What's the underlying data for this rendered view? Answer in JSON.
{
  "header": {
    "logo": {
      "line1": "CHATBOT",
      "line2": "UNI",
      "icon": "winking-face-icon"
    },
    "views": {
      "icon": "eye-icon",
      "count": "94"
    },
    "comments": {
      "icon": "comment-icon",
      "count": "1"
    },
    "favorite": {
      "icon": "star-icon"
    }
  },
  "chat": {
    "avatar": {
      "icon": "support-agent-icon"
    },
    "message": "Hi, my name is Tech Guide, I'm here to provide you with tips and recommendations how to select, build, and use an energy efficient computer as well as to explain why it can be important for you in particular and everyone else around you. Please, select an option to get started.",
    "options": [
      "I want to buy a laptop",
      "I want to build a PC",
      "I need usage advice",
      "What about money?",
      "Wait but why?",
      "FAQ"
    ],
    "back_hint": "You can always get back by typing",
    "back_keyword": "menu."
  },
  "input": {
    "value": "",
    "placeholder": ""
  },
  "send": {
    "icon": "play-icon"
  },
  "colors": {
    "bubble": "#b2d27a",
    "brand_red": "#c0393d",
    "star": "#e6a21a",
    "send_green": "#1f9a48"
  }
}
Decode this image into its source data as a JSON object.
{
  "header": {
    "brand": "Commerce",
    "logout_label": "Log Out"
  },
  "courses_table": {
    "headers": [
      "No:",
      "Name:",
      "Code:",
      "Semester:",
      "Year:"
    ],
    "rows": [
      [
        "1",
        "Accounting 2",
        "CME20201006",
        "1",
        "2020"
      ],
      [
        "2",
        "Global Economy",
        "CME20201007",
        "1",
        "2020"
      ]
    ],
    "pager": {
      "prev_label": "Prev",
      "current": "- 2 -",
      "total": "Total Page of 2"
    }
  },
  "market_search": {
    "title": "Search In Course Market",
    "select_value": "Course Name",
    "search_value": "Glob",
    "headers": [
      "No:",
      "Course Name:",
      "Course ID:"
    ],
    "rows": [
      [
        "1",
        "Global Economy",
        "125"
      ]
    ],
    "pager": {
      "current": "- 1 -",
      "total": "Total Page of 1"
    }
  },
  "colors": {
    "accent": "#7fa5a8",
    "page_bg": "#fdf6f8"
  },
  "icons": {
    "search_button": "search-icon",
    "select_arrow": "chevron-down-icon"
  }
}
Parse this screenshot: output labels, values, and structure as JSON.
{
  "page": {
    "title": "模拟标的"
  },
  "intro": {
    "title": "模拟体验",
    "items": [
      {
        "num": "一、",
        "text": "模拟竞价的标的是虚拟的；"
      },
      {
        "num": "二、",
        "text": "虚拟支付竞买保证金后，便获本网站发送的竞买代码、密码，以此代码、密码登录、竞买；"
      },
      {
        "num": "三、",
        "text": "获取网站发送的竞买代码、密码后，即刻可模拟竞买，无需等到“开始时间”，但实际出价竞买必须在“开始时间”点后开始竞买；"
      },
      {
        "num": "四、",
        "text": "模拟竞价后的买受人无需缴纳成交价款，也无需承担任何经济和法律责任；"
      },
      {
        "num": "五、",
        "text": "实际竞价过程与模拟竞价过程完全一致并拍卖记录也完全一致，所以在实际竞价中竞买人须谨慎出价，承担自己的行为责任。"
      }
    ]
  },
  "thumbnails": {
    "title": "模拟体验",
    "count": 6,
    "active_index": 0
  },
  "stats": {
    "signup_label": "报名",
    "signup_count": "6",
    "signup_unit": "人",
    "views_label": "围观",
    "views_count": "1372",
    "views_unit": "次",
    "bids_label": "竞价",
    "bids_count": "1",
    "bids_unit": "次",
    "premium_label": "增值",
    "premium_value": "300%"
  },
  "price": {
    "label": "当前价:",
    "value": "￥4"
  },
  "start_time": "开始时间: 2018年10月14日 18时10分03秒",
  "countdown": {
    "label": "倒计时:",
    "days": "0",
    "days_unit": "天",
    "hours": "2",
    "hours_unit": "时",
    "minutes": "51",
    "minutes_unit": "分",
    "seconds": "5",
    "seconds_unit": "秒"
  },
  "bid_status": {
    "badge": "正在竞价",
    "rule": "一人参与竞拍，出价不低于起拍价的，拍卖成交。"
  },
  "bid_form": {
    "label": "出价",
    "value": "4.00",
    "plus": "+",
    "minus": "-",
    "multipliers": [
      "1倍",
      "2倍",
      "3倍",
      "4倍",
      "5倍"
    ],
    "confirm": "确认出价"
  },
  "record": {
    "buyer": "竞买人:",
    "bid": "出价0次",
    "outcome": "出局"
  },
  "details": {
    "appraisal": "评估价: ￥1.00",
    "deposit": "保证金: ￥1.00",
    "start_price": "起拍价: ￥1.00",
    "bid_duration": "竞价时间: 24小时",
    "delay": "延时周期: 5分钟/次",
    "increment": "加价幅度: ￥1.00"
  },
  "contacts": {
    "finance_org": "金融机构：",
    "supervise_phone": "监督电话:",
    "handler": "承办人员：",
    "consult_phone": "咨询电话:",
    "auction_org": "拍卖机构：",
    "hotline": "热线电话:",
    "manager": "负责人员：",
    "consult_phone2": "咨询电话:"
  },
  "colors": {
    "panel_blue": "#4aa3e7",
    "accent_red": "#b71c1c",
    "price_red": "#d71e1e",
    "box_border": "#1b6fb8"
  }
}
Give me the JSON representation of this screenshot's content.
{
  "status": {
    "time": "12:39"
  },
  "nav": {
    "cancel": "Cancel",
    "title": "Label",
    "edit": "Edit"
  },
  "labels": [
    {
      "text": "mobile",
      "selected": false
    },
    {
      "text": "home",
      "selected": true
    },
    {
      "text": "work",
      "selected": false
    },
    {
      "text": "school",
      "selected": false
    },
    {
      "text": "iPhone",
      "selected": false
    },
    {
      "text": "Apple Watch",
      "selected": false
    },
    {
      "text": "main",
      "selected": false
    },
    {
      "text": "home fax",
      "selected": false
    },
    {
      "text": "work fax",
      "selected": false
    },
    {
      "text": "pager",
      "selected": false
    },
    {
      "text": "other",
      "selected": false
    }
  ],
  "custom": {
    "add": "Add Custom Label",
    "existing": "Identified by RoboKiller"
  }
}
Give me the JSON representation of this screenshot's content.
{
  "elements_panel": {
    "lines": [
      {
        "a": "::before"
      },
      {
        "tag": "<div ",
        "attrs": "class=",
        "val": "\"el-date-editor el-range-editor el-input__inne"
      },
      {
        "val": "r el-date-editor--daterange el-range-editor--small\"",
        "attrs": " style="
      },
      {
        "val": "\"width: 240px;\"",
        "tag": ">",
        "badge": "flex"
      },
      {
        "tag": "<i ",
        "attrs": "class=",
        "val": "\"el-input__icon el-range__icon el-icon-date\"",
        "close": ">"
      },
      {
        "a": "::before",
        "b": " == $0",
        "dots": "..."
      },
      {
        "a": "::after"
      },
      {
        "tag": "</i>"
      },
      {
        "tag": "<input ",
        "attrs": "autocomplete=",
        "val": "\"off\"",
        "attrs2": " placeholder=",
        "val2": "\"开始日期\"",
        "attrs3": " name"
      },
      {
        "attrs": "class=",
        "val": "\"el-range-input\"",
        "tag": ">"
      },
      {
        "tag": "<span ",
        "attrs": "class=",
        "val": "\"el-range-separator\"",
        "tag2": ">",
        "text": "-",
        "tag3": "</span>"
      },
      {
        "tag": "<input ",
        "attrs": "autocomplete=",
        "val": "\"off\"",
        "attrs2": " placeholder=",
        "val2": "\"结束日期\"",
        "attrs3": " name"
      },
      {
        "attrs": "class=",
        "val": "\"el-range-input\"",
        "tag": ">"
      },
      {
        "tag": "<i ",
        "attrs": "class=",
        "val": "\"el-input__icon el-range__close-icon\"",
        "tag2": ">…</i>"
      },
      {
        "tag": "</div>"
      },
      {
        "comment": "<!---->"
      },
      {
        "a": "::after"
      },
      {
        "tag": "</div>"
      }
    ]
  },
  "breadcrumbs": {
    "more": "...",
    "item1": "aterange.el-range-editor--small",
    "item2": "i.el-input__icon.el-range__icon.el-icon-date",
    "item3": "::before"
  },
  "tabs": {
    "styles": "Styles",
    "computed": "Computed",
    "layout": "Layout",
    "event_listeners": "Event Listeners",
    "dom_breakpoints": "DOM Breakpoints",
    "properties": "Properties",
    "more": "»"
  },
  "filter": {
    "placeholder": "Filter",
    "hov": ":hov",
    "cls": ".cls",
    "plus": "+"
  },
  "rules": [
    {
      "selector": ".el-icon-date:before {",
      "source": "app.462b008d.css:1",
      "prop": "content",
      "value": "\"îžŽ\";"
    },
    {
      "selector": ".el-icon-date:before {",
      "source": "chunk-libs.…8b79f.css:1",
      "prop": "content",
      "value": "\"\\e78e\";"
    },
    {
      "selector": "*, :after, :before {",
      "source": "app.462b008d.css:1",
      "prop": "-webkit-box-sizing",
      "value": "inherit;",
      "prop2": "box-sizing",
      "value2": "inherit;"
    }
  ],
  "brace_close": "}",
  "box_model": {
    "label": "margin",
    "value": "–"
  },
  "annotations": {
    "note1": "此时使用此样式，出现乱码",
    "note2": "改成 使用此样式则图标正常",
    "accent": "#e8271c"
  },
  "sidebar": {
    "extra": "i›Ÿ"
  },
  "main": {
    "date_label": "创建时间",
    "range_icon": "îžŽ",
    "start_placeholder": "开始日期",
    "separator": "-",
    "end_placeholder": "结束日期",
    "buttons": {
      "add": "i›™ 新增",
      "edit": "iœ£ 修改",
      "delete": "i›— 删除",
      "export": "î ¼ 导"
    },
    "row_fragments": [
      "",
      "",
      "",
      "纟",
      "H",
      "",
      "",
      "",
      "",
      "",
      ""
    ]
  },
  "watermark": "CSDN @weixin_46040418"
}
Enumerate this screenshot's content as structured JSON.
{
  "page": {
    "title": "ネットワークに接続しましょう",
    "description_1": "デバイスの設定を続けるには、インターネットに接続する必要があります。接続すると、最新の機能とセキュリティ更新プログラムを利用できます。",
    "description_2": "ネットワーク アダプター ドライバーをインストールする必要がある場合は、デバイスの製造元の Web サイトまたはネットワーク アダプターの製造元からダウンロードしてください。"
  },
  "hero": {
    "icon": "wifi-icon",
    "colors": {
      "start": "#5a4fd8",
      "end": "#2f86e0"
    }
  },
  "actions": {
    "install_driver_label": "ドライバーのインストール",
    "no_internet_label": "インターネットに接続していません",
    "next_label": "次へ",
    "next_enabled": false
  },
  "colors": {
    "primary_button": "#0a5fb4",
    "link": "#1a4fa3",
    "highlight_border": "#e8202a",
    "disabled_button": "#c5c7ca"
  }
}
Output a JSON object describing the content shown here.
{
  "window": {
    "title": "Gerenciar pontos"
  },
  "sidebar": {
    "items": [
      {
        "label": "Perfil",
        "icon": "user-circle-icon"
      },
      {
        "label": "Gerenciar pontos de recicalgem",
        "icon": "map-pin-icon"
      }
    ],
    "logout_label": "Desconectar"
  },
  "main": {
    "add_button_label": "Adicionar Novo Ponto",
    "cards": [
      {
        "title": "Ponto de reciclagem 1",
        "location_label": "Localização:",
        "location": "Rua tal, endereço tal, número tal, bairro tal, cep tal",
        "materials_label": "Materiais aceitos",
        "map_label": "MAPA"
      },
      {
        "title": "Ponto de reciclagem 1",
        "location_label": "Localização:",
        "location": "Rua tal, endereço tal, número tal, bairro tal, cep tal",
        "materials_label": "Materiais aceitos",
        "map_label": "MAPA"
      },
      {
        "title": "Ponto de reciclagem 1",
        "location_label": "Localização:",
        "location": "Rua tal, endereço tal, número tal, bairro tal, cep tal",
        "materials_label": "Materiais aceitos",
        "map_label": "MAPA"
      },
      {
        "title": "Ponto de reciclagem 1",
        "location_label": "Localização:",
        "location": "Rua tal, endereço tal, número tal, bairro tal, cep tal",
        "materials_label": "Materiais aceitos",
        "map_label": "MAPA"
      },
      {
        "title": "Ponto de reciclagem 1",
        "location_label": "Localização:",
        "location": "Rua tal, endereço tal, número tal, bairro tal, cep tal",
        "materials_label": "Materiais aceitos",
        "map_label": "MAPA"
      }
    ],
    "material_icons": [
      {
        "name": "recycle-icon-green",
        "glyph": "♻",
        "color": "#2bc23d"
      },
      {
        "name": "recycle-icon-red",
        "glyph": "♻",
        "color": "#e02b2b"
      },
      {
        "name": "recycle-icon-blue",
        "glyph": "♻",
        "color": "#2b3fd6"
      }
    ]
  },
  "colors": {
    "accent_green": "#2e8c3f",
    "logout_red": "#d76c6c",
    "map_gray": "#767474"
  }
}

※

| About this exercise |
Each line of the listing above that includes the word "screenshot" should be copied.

| Solution to this exercise |
Parse this screenshot: output labels, values, and structure as JSON.
Give me the JSON representation of this screenshot's content.
Give me the JSON representation of this screenshot's content.
Enumerate this screenshot's content as structured JSON.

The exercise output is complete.